4 Reasons Medical Professionals Burnout
There is a reason why working in the medical field is seen as a prestigious accomplishment. Whether you are a nurse, surgeon or general practitioner, you have likely completed a significant amount of education and training to get to this point in your career. You have likely done all of this, too, out of a genuine love for the field of healthcare and an interest in helping people live well. These factors make it all the more disheartening to realize that burnout affects as many as 54 percent of doctors. What is burnout and how can it be addressed?
Many medical professionals experience burnout, and it looks different for everybody. Generally speaking, though, it is a combination of symptoms such as exhaustion, lack of interest in work, difficulty concentrating and insomnia. The following are four common reasons why healthcare workers might experience burnout.
High Expectations and Stakes
People often place medical professionals on a pedestal and assume that they know everything or cannot be wrong. This creates a dynamic in which doctors are subject to intense pressure that can ironically increase the likelihood of mistakes. According to Physician’s Weekly, in extreme cases, the pressure of patients’ expectations can lead to suicide among physicians. Though this is uncommon, burnout is the more common response to disproportionate expectations. Programs such as NCPHP work to help combat burnout, substance abuse and other issues that medical professional struggle with in response to the stress of expectations.
Difficult Hours and Schedules
In addition to the high pressure of expectations that medical professionals must deal with, many must also adapt to schedules that are unaccommodating at best. It is not uncommon for doctors to work 12 to 14-hour shifts and be on-call for unscheduled shifts, too. This demand on a doctor’s time is a highly stressful part of the job that even veteran physicians often struggle with. Browsing the NCPHP and NC Physicians Health Program Website reveals that it is a common cause of burnout for doctors who struggle to get a break from the demands of work.
Taxing Work Environment
The NCPHP and NC Physicians Health Program Website also shows that many medical professionals experience burnout simply as a result of the nature of their workplace. There are many places and positions one might practice medicine in, but regardless of the details, healthcare workers are likely to be subject to higher stress levels than other professionals. There are always crises to tend to, people to talk to and problems to fix in the medical field, and this high level of demand can cause doctors, nurses and other medical professionals to eventually experience burnout.
Emotional Impact of Work
Working in a factory surely presents its own set of challenges, but jobs which primarily entail physical labor are not likely to be as taxing as jobs which demand both physical and emotional labor. This is the case with positions in the medical field, and it is the reason why many doctors are eventually burned out within a few years of working in their chosen field. A person’s health is a very emotional subject, so when you are constantly dealing with patients’ wellbeing, you are expending a high level of emotional energy. NCPHP helps doctors deal with this burnout.

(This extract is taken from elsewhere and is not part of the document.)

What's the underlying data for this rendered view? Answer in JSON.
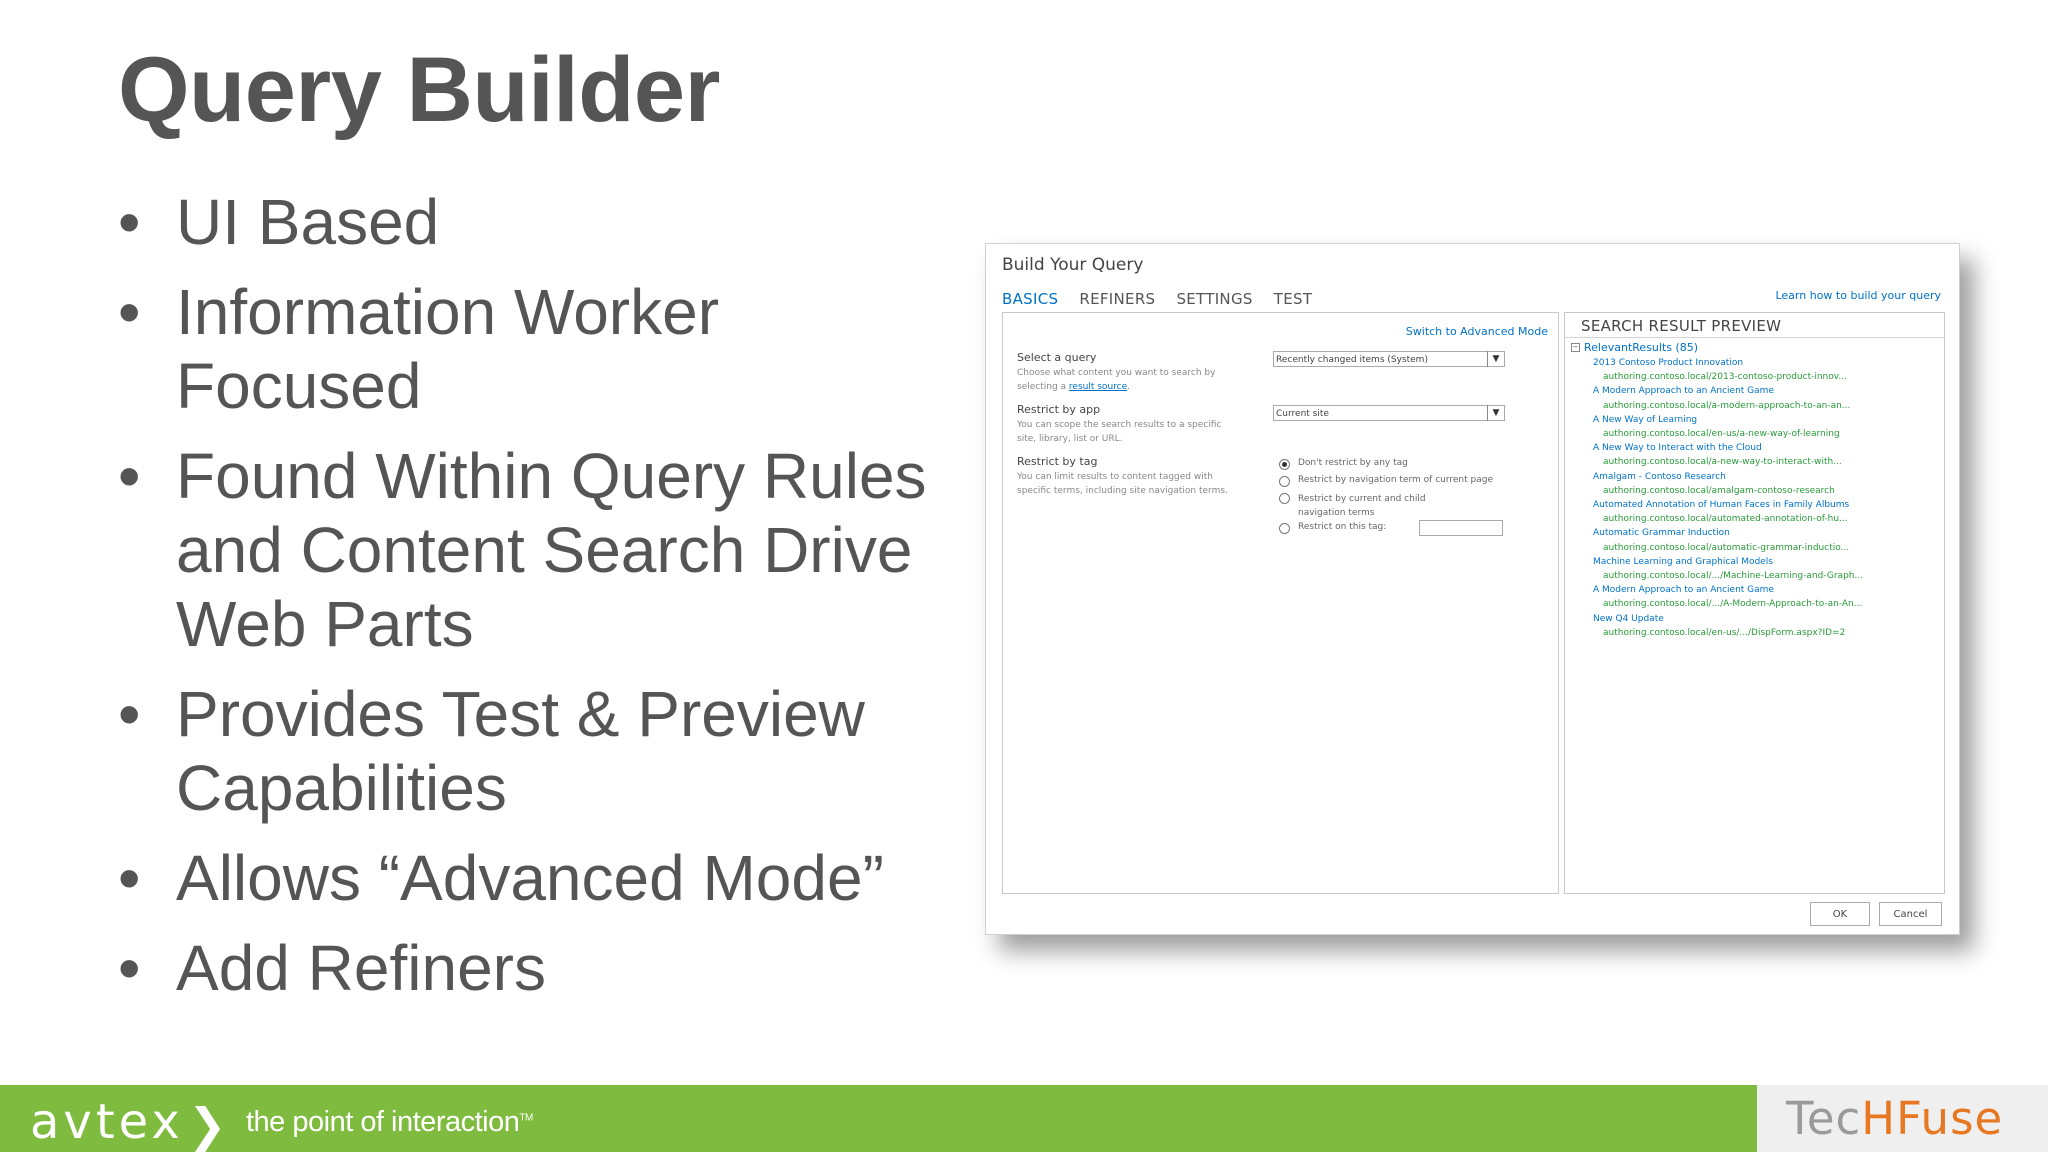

Working in medicine is a rewarding yet challenging occupation. Anybody who enters this field is doubtlessly motivated, talented and driven—but sometimes, the demands of the field are still such that you might experience burnout and other problems relating to the stress of your work. If you suspect that you might be experiencing burnout, it is imperative that you reach out and get help so that you can continue helping patients and maintaining your own wellbeing, too.